When was the last time you were going to eat some fruit salad, but once you took the container out of your fridge, opened it and gave it a good smell, you quickly realized something in it had started to go bad.
The unexpected smell of fruit fermentation can make one’s head turn rather fast.
Especially at some innocent morning pre-breakfast moment!
Doesn’t the expression say “the nose knows”?
I believe the same thing happens in real estate.
You have been looking for that free-standing two-bedroom, two-bathroom house in Northcliff for months but every time you seem to be out of luck as house-after-house is priced right out of your range. Except for this week’s find: not only does it come with your bedroom/bathroom-criteria, but it also has an extra study, library room and pool! And all within your budget! Sorry to burst your bubble, but at this point, your nose should start smelling something odd here.

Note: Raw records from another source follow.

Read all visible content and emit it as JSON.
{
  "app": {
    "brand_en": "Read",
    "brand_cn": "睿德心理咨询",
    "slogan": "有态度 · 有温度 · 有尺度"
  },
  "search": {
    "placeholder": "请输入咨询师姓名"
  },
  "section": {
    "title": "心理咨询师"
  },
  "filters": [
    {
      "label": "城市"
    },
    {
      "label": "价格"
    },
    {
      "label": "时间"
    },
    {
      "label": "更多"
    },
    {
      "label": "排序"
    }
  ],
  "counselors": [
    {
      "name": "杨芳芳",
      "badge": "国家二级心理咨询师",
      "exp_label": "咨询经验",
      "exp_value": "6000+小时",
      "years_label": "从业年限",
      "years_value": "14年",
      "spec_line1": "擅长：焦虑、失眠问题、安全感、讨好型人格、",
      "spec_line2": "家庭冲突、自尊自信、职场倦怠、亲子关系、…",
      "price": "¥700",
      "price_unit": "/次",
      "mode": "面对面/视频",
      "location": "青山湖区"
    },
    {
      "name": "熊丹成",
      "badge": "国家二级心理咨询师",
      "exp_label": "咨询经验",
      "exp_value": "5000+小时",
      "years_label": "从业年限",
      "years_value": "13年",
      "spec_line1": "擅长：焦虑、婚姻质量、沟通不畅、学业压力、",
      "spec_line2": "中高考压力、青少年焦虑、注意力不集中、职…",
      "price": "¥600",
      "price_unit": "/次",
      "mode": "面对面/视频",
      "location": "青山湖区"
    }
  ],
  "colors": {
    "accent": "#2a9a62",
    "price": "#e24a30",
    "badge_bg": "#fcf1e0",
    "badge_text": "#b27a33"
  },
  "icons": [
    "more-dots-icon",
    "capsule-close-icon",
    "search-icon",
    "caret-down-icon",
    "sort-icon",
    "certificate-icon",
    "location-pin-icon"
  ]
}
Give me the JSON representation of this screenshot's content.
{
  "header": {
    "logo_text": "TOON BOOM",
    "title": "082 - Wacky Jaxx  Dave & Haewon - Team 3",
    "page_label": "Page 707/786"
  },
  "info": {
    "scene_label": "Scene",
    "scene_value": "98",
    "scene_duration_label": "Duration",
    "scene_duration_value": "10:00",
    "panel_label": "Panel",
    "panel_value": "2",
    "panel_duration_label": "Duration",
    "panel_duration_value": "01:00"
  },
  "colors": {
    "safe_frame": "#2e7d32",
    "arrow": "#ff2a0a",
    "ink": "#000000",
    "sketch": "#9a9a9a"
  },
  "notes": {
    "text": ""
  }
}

You have been submitting your applications with a handful of financial institutions to get financing so you can buy that new house. All of them weren’t too impressed with your $1,000 monthly income, in combination with an open-standing debt on your car of $12,000 and some other undisclosed unpaid credit card saldo of five figures. All of a sudden, there now is some second-ranking finance provider who approaches you and says they will have no problem getting you your money. Truly, I wish it could be the case, but there is something suspicious going on with this proposed deal!

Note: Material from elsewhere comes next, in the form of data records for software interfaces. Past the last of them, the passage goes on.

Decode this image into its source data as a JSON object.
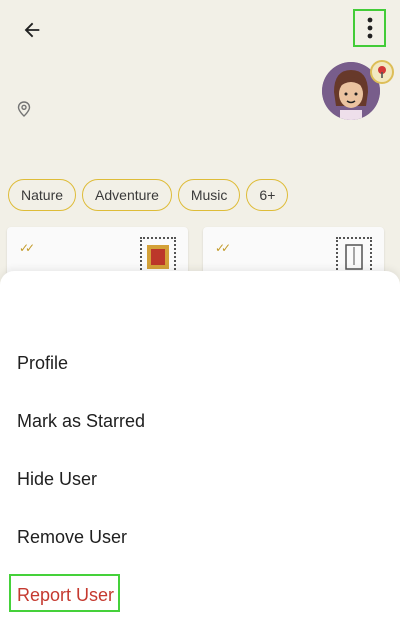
{
  "header": {
    "back_icon": "arrow-left-icon",
    "more_icon": "more-vertical-icon"
  },
  "profile": {
    "location_icon": "location-pin-icon"
  },
  "chips": [
    {
      "label": "Nature"
    },
    {
      "label": "Adventure"
    },
    {
      "label": "Music"
    },
    {
      "label": "6+"
    }
  ],
  "menu": {
    "items": [
      {
        "label": "Profile"
      },
      {
        "label": "Mark as Starred"
      },
      {
        "label": "Hide User"
      },
      {
        "label": "Remove User"
      },
      {
        "label": "Report User"
      }
    ]
  },
  "colors": {
    "accent": "#e3c03a",
    "danger": "#c5392f",
    "highlight": "#45d13a"
  }
}
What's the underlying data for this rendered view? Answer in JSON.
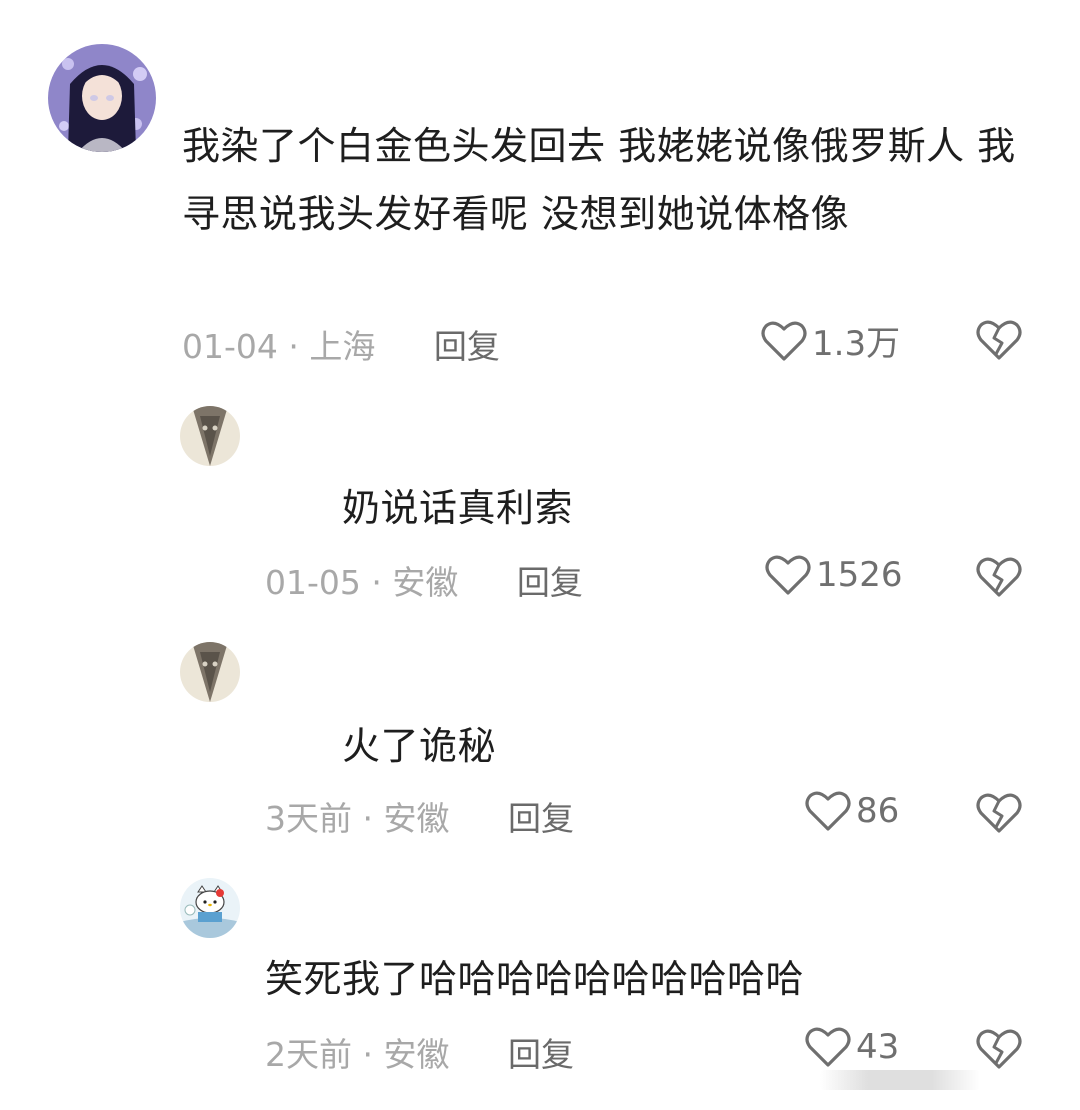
{
  "comments": [
    {
      "text": "我染了个白金色头发回去 我姥姥说像俄罗斯人 我寻思说我头发好看呢 没想到她说体格像",
      "date": "01-04",
      "location": "上海",
      "reply_label": "回复",
      "likes": "1.3万",
      "avatar_icon": "anime-girl-avatar"
    },
    {
      "text": "奶说话真利索",
      "date": "01-05",
      "location": "安徽",
      "reply_label": "回复",
      "likes": "1526",
      "avatar_icon": "cat-avatar"
    },
    {
      "text": "火了诡秘",
      "date": "3天前",
      "location": "安徽",
      "reply_label": "回复",
      "likes": "86",
      "avatar_icon": "cat-avatar"
    },
    {
      "text": "笑死我了哈哈哈哈哈哈哈哈哈哈",
      "date": "2天前",
      "location": "安徽",
      "reply_label": "回复",
      "likes": "43",
      "avatar_icon": "hello-kitty-avatar"
    }
  ],
  "separator": " · ",
  "colors": {
    "text": "#1e1e1e",
    "meta": "#a8a8a8",
    "reply": "#6a6a6a",
    "icon": "#6f6f6f"
  }
}
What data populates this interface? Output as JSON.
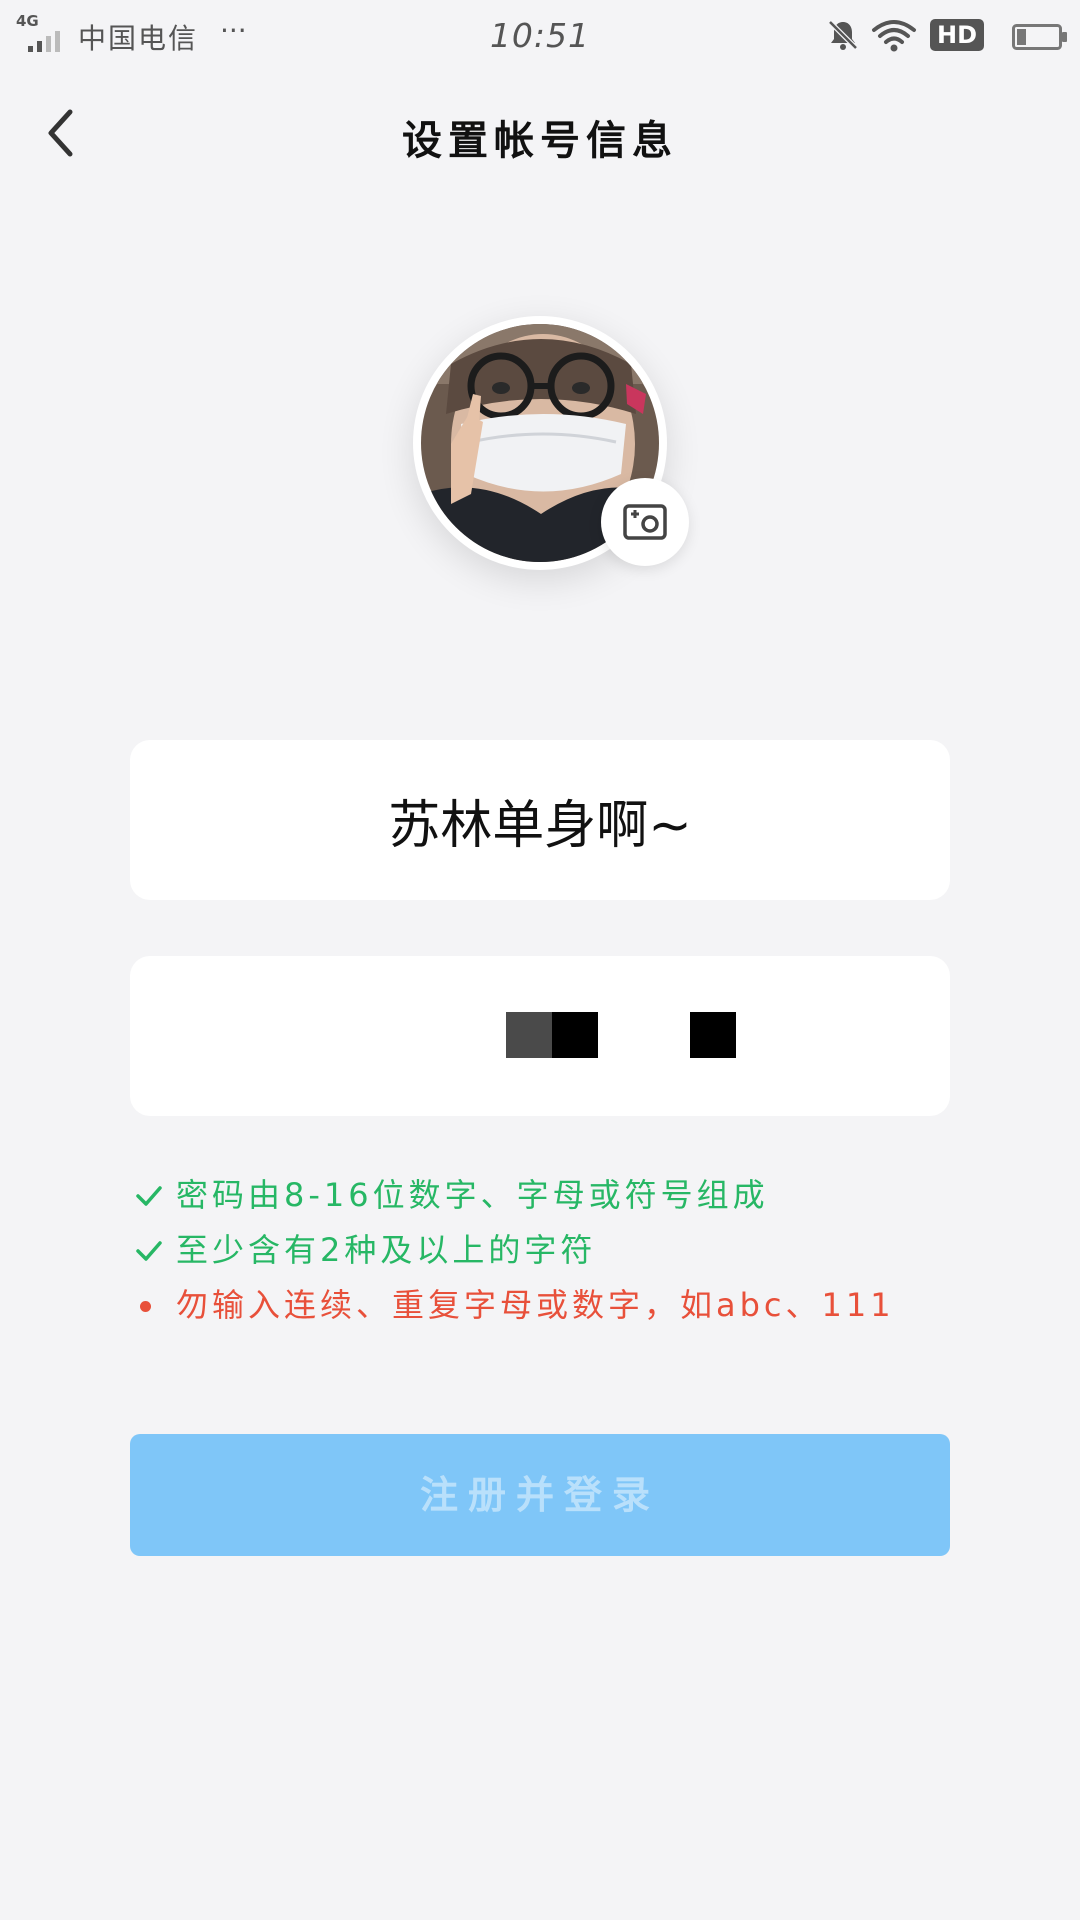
{
  "status_bar": {
    "network": "4G",
    "carrier": "中国电信",
    "more": "···",
    "time": "10:51",
    "hd_badge": "HD",
    "icons": [
      "signal-icon",
      "bell-muted-icon",
      "wifi-icon",
      "battery-icon"
    ]
  },
  "header": {
    "title": "设置帐号信息",
    "back_icon": "chevron-left-icon"
  },
  "avatar": {
    "camera_icon": "camera-add-icon"
  },
  "form": {
    "nickname_value": "苏林单身啊~"
  },
  "rules": [
    {
      "state": "ok",
      "icon": "check-icon",
      "text": "密码由8-16位数字、字母或符号组成"
    },
    {
      "state": "ok",
      "icon": "check-icon",
      "text": "至少含有2种及以上的字符"
    },
    {
      "state": "error",
      "icon": "dot-icon",
      "text": "勿输入连续、重复字母或数字，如abc、111"
    }
  ],
  "submit": {
    "label": "注册并登录"
  },
  "colors": {
    "background": "#f4f4f6",
    "ok": "#27b765",
    "error": "#e8503a",
    "button": "#7fc6f8",
    "button_text": "#b9e0fb"
  }
}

Obviously, I have been exaggerating here in order to get my point across. We are all equipped with a decent common sense and a sense of smell. Why don’t we take advantage of these skills to prevent ourselves from getting into worse situations?
“Bad credit? No job? No money? No problem!” does sound like a familiar headline only a few years back. How many people still believe they can actually achieve their (financial) dreams by continuing to spend?

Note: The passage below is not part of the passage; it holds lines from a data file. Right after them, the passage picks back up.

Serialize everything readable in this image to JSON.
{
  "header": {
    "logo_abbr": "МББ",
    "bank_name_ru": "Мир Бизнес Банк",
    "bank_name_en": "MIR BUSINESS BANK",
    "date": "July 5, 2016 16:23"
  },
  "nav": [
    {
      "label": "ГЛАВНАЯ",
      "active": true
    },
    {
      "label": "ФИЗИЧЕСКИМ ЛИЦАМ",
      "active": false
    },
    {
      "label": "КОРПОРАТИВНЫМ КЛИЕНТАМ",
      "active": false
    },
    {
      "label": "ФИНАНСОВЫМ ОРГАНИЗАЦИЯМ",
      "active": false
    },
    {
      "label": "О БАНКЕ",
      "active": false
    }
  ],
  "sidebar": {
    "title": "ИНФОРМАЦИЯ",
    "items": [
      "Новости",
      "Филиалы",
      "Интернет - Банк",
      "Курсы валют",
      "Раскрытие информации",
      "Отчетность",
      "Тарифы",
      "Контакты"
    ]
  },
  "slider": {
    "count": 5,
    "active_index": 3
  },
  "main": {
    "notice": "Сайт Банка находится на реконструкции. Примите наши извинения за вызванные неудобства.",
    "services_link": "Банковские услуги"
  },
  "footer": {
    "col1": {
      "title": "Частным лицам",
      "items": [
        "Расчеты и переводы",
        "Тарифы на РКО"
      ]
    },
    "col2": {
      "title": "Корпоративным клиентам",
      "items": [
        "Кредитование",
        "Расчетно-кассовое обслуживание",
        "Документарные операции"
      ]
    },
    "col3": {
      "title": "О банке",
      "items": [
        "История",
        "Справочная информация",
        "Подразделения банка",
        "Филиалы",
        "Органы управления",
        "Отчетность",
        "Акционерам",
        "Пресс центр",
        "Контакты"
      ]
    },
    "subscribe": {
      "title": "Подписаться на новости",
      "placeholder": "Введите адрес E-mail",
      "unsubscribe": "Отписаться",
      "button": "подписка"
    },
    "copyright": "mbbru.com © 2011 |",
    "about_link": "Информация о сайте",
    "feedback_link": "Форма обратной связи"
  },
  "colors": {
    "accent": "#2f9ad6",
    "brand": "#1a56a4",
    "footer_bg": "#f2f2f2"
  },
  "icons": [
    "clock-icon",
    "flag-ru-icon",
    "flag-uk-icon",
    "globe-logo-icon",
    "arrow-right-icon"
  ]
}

In our latter example, those people ought to take a deep look at their outgoing bills and start putting their house in order (pardon the pun) before thinking of starting yet another spending spree. In our former example, these people are perhaps qualified to buy something but have been scared by the media reports on how tough financial institutions have become in extending home loans. Maybe they ought to see what amounts they would pre-qualify for and not give up before they have actually tried!
Either way, take your time to become more financially stable or analyse your situation before plunging into the next financial adventure. Luckily, real estate markets in South Africa are forecasted to remain quite flatlined for the coming year, so there’s no reason to rush into it!
If a (real estate) deal is too good to be true, rely on your nose. It knows.